Four of their children had hypertrichosis like their father. Since Petrus and his family were like property of the Queen, they were sold to other members of the nobility, and it was clear that Petrus and Catherine were just being used to breed these unique babies. While they were not locked in a tower-like in the Beauty and the Beast story we know and love, both Catherine and Petrus were prisoners of the nobility’s desires. Thankfully, their children were treated very well in their new homes. They received high-quality educations, and they were given plenty of food to eat, expensive clothes, access to the best doctors, and beautiful homes to live in. Considering that they were the children of a man with an abnormality and a woman who was from the lower class, their children actually lived a life of luxury compared to how their lives would have been if their parents were free.

One of the daughters, Antoinetta, was given to a noble family in Bologna, Italy. A doctor named Ulisse Aldrovandi visited her, and examined her body, taking notes about the hair on her body, and sketching her. Thankfully, he described her as a “girl” instead of calling her some kind of animal or beast. In the drawing, Antoinetta is wearing a beautiful dress that would have been very expensive, and she has leaves and flowers in her hair, almost like a crown.

The Real Beauty and the Beast Didn’t Live Happily Ever After
This flattering sketch of Antoinetta was included with the notes about her from a doctor. Credit: Yale University.

In a portrait of Antonietta, she is holding a piece of paper that explains who she is, and what happened to her- as if the painter knew that future generations would want to know who she was, and who she was sold to. There are other sketches of hairy girls, which are most likely the older sister Francesca. A third girl, Madelina, and a boy named Enrico were also born with hypertrichosis and sold to noble families, but there are very few documents about what happened to them.

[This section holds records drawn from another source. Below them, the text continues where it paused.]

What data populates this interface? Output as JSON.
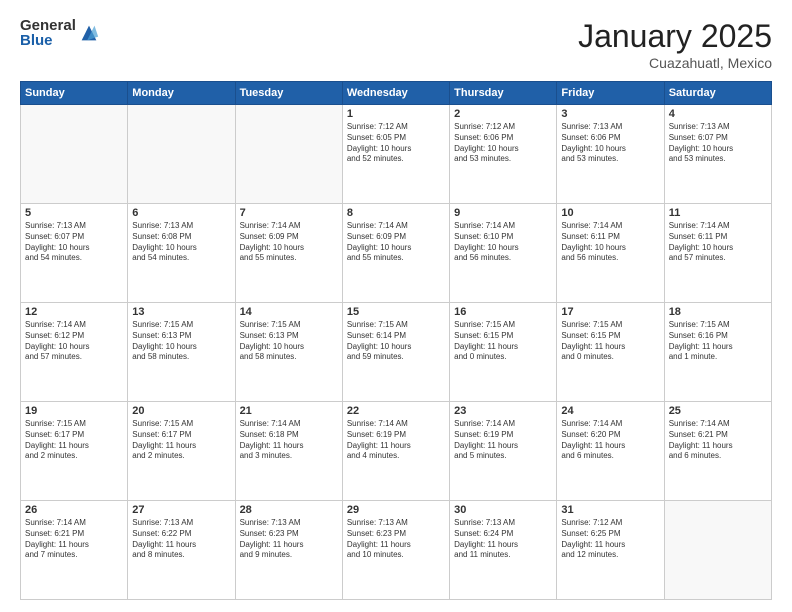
{
  "header": {
    "logo_general": "General",
    "logo_blue": "Blue",
    "title": "January 2025",
    "location": "Cuazahuatl, Mexico"
  },
  "days_of_week": [
    "Sunday",
    "Monday",
    "Tuesday",
    "Wednesday",
    "Thursday",
    "Friday",
    "Saturday"
  ],
  "weeks": [
    [
      {
        "day": "",
        "text": ""
      },
      {
        "day": "",
        "text": ""
      },
      {
        "day": "",
        "text": ""
      },
      {
        "day": "1",
        "text": "Sunrise: 7:12 AM\nSunset: 6:05 PM\nDaylight: 10 hours\nand 52 minutes."
      },
      {
        "day": "2",
        "text": "Sunrise: 7:12 AM\nSunset: 6:06 PM\nDaylight: 10 hours\nand 53 minutes."
      },
      {
        "day": "3",
        "text": "Sunrise: 7:13 AM\nSunset: 6:06 PM\nDaylight: 10 hours\nand 53 minutes."
      },
      {
        "day": "4",
        "text": "Sunrise: 7:13 AM\nSunset: 6:07 PM\nDaylight: 10 hours\nand 53 minutes."
      }
    ],
    [
      {
        "day": "5",
        "text": "Sunrise: 7:13 AM\nSunset: 6:07 PM\nDaylight: 10 hours\nand 54 minutes."
      },
      {
        "day": "6",
        "text": "Sunrise: 7:13 AM\nSunset: 6:08 PM\nDaylight: 10 hours\nand 54 minutes."
      },
      {
        "day": "7",
        "text": "Sunrise: 7:14 AM\nSunset: 6:09 PM\nDaylight: 10 hours\nand 55 minutes."
      },
      {
        "day": "8",
        "text": "Sunrise: 7:14 AM\nSunset: 6:09 PM\nDaylight: 10 hours\nand 55 minutes."
      },
      {
        "day": "9",
        "text": "Sunrise: 7:14 AM\nSunset: 6:10 PM\nDaylight: 10 hours\nand 56 minutes."
      },
      {
        "day": "10",
        "text": "Sunrise: 7:14 AM\nSunset: 6:11 PM\nDaylight: 10 hours\nand 56 minutes."
      },
      {
        "day": "11",
        "text": "Sunrise: 7:14 AM\nSunset: 6:11 PM\nDaylight: 10 hours\nand 57 minutes."
      }
    ],
    [
      {
        "day": "12",
        "text": "Sunrise: 7:14 AM\nSunset: 6:12 PM\nDaylight: 10 hours\nand 57 minutes."
      },
      {
        "day": "13",
        "text": "Sunrise: 7:15 AM\nSunset: 6:13 PM\nDaylight: 10 hours\nand 58 minutes."
      },
      {
        "day": "14",
        "text": "Sunrise: 7:15 AM\nSunset: 6:13 PM\nDaylight: 10 hours\nand 58 minutes."
      },
      {
        "day": "15",
        "text": "Sunrise: 7:15 AM\nSunset: 6:14 PM\nDaylight: 10 hours\nand 59 minutes."
      },
      {
        "day": "16",
        "text": "Sunrise: 7:15 AM\nSunset: 6:15 PM\nDaylight: 11 hours\nand 0 minutes."
      },
      {
        "day": "17",
        "text": "Sunrise: 7:15 AM\nSunset: 6:15 PM\nDaylight: 11 hours\nand 0 minutes."
      },
      {
        "day": "18",
        "text": "Sunrise: 7:15 AM\nSunset: 6:16 PM\nDaylight: 11 hours\nand 1 minute."
      }
    ],
    [
      {
        "day": "19",
        "text": "Sunrise: 7:15 AM\nSunset: 6:17 PM\nDaylight: 11 hours\nand 2 minutes."
      },
      {
        "day": "20",
        "text": "Sunrise: 7:15 AM\nSunset: 6:17 PM\nDaylight: 11 hours\nand 2 minutes."
      },
      {
        "day": "21",
        "text": "Sunrise: 7:14 AM\nSunset: 6:18 PM\nDaylight: 11 hours\nand 3 minutes."
      },
      {
        "day": "22",
        "text": "Sunrise: 7:14 AM\nSunset: 6:19 PM\nDaylight: 11 hours\nand 4 minutes."
      },
      {
        "day": "23",
        "text": "Sunrise: 7:14 AM\nSunset: 6:19 PM\nDaylight: 11 hours\nand 5 minutes."
      },
      {
        "day": "24",
        "text": "Sunrise: 7:14 AM\nSunset: 6:20 PM\nDaylight: 11 hours\nand 6 minutes."
      },
      {
        "day": "25",
        "text": "Sunrise: 7:14 AM\nSunset: 6:21 PM\nDaylight: 11 hours\nand 6 minutes."
      }
    ],
    [
      {
        "day": "26",
        "text": "Sunrise: 7:14 AM\nSunset: 6:21 PM\nDaylight: 11 hours\nand 7 minutes."
      },
      {
        "day": "27",
        "text": "Sunrise: 7:13 AM\nSunset: 6:22 PM\nDaylight: 11 hours\nand 8 minutes."
      },
      {
        "day": "28",
        "text": "Sunrise: 7:13 AM\nSunset: 6:23 PM\nDaylight: 11 hours\nand 9 minutes."
      },
      {
        "day": "29",
        "text": "Sunrise: 7:13 AM\nSunset: 6:23 PM\nDaylight: 11 hours\nand 10 minutes."
      },
      {
        "day": "30",
        "text": "Sunrise: 7:13 AM\nSunset: 6:24 PM\nDaylight: 11 hours\nand 11 minutes."
      },
      {
        "day": "31",
        "text": "Sunrise: 7:12 AM\nSunset: 6:25 PM\nDaylight: 11 hours\nand 12 minutes."
      },
      {
        "day": "",
        "text": ""
      }
    ]
  ]
}
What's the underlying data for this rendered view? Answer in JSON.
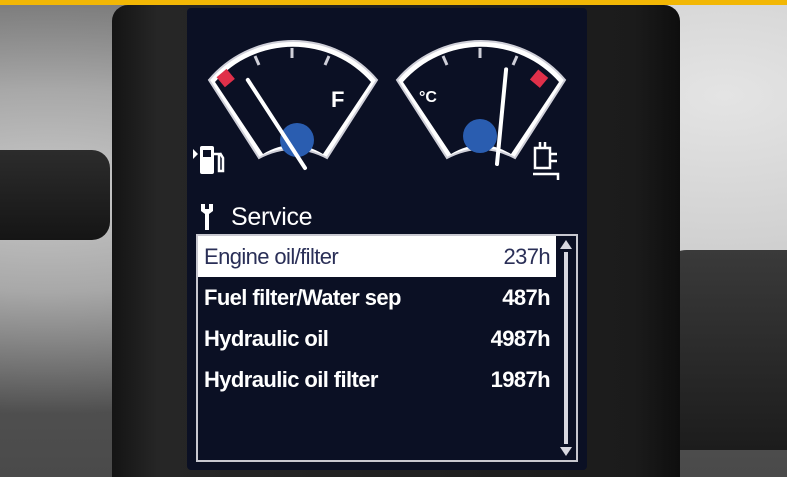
{
  "colors": {
    "screen_bg": "#0b1024",
    "gauge_red": "#e0304a",
    "needle_hub": "#2a5db0",
    "text": "#ffffff",
    "selected_text": "#2a2f57",
    "machine_yellow": "#f2b705"
  },
  "gauges": {
    "fuel": {
      "label": "F",
      "icon": "fuel-pump-icon",
      "level": 0.2
    },
    "temperature": {
      "label": "°C",
      "icon": "engine-oil-temperature-icon",
      "level": 0.55
    }
  },
  "service": {
    "title": "Service",
    "icon": "wrench-icon",
    "items": [
      {
        "name": "Engine oil/filter",
        "value": "237h",
        "selected": true
      },
      {
        "name": "Fuel filter/Water sep",
        "value": "487h",
        "selected": false
      },
      {
        "name": "Hydraulic oil",
        "value": "4987h",
        "selected": false
      },
      {
        "name": "Hydraulic oil filter",
        "value": "1987h",
        "selected": false
      }
    ]
  }
}
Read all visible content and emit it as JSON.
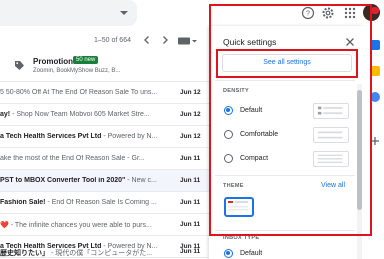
{
  "header": {
    "icons": [
      "chevron-down-icon",
      "help-icon",
      "gear-icon",
      "apps-icon",
      "avatar"
    ]
  },
  "toolbar": {
    "pager_text": "1–50 of 664",
    "prev_icon": "chevron-left-icon",
    "next_icon": "chevron-right-icon"
  },
  "inbox": {
    "promotions": {
      "title": "Promotions",
      "badge": "50 new",
      "subtitle": "Zoomin, BookMyShow Buzz, B..."
    },
    "rows": [
      {
        "subject": "",
        "snippet": "5 50-80% Off At The End Of Reason Sale To uns...",
        "date": "Jun 12",
        "read": false
      },
      {
        "subject": "ay!",
        "snippet": " - Shop Now Team Mobvoi 605 Market Stre...",
        "date": "Jun 12",
        "read": false
      },
      {
        "subject": "a Tech Health Services Pvt Ltd",
        "snippet": " - Powered by N...",
        "date": "Jun 12",
        "read": false
      },
      {
        "subject": "",
        "snippet": "ake the most of the End Of Reason Sale - Gr...",
        "date": "Jun 11",
        "read": false
      },
      {
        "subject": "PST to MBOX Converter Tool in 2020\"",
        "snippet": " - New c...",
        "date": "Jun 11",
        "read": true
      },
      {
        "subject": "Fashion Sale!",
        "snippet": " - End Of Reason Sale Is Coming ...",
        "date": "Jun 11",
        "read": false
      },
      {
        "subject": "❤️",
        "snippet": " - The infinite chances you were able to purs...",
        "date": "Jun 11",
        "read": false
      },
      {
        "subject": "a Tech Health Services Pvt Ltd",
        "snippet": " - Powered by N...",
        "date": "Jun 11",
        "read": false
      },
      {
        "subject": "歴史知りたい」",
        "snippet": " - 現代の僕「コンピュータがた...",
        "date": "Jun 11",
        "read": false
      }
    ]
  },
  "quick_settings": {
    "title": "Quick settings",
    "see_all": "See all settings",
    "density_label": "DENSITY",
    "density_options": [
      {
        "label": "Default",
        "checked": true
      },
      {
        "label": "Comfortable",
        "checked": false
      },
      {
        "label": "Compact",
        "checked": false
      }
    ],
    "theme_label": "THEME",
    "view_all": "View all",
    "inbox_type_label": "INBOX TYPE",
    "inbox_type_first": "Default"
  },
  "colors": {
    "accent": "#1a73e8",
    "annotation": "#e0141e",
    "badge": "#188038"
  }
}
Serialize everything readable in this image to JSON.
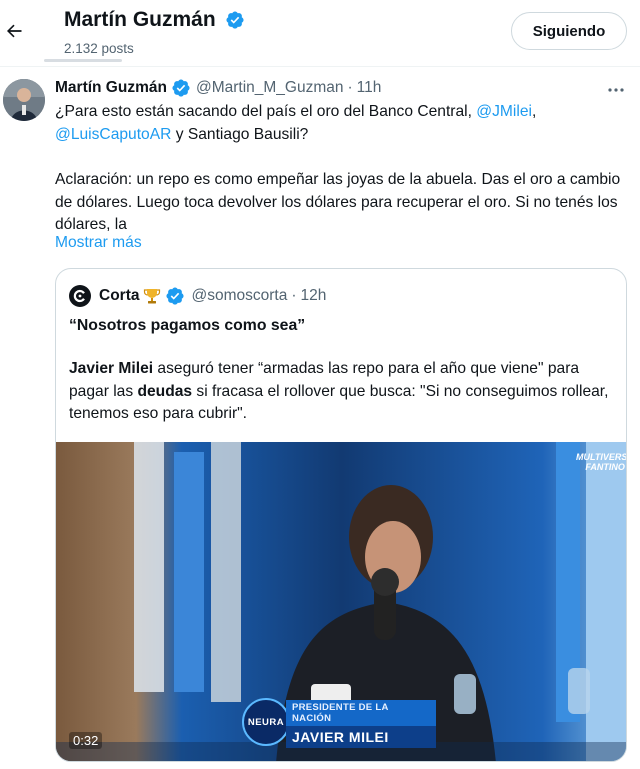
{
  "header": {
    "name": "Martín Guzmán",
    "posts": "2.132 posts",
    "follow_label": "Siguiendo"
  },
  "tweet": {
    "author_name": "Martín Guzmán",
    "author_handle": "@Martin_M_Guzman",
    "separator": "·",
    "time": "11h",
    "text_part1": "¿Para esto están sacando del país el oro del Banco Central, ",
    "mention1": "@JMilei",
    "text_part2": ", ",
    "mention2": "@LuisCaputoAR",
    "text_part3": " y Santiago Bausili?",
    "paragraph2": "Aclaración: un repo es como empeñar las joyas de la abuela. Das el oro a cambio de dólares. Luego toca devolver los dólares para recuperar el oro. Si no tenés los dólares, la",
    "show_more": "Mostrar más"
  },
  "quote": {
    "name": "Corta",
    "handle": "@somoscorta",
    "separator": "·",
    "time": "12h",
    "title": "“Nosotros pagamos como sea”",
    "body_bold1": "Javier Milei",
    "body_text1": " aseguró tener “armadas las repo para el año que viene\" para pagar las ",
    "body_bold2": "deudas",
    "body_text2": " si fracasa el rollover que busca: \"Si no conseguimos rollear, tenemos eso para cubrir\"."
  },
  "video": {
    "duration": "0:32",
    "lower_third_top": "PRESIDENTE DE LA NACIÓN",
    "lower_third_name": "JAVIER MILEI",
    "logo": "NEURA",
    "channel_line1": "MULTIVERSO",
    "channel_line2": "FANTINO"
  },
  "icons": {
    "back": "arrow-left-icon",
    "verified": "verified-badge-icon",
    "more": "more-options-icon",
    "trophy": "trophy-icon",
    "corta_logo": "corta-logo-icon"
  },
  "colors": {
    "link": "#1d9bf0",
    "muted": "#536471",
    "verified": "#1d9bf0"
  }
}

After years of using the couple as a baby-making factory and selling their family as entertainment, Catherine and Petrus were finally allowed to retire under the care of a Duke in Italy.

Even though their family had been torn apart, there are documents that show that they tried their best to enjoy the life they had left in freedom. Petrus was present at the church to see his grandchildren get baptized. Documents recorded Catherine Gonsalvus’ death, as well. However, there was never any official death record for Petrus. Historians believe that this is because he may have never been allowed to have a proper Christian burial, since “animals” did not get the same sacraments as humans. At the very least, he would have been surrounded by his family, who loved him very much.


Where Do we get this Stuff? Here are our Sources.

Portraits of Human Monsters in the Renaissance: Dwarves, Hirsutes, and Castrati as Idealized Anatomical Anomalies. Touba Ghadessi. 2018.

Fairy tale origins thousands of years old, researchers say. BBC. 2016.

The Real Beauty and the Beast. Smithsonian Channel.

The Wild and Hairy Gonzales Family. Merry Weisner-Hanks. Open Edition. 2014.

The True-Life Inspiration for the Classic Story ‘Beauty and the Beast’. Alexandra Dantzer. The Vintage News. Jan 7, 2019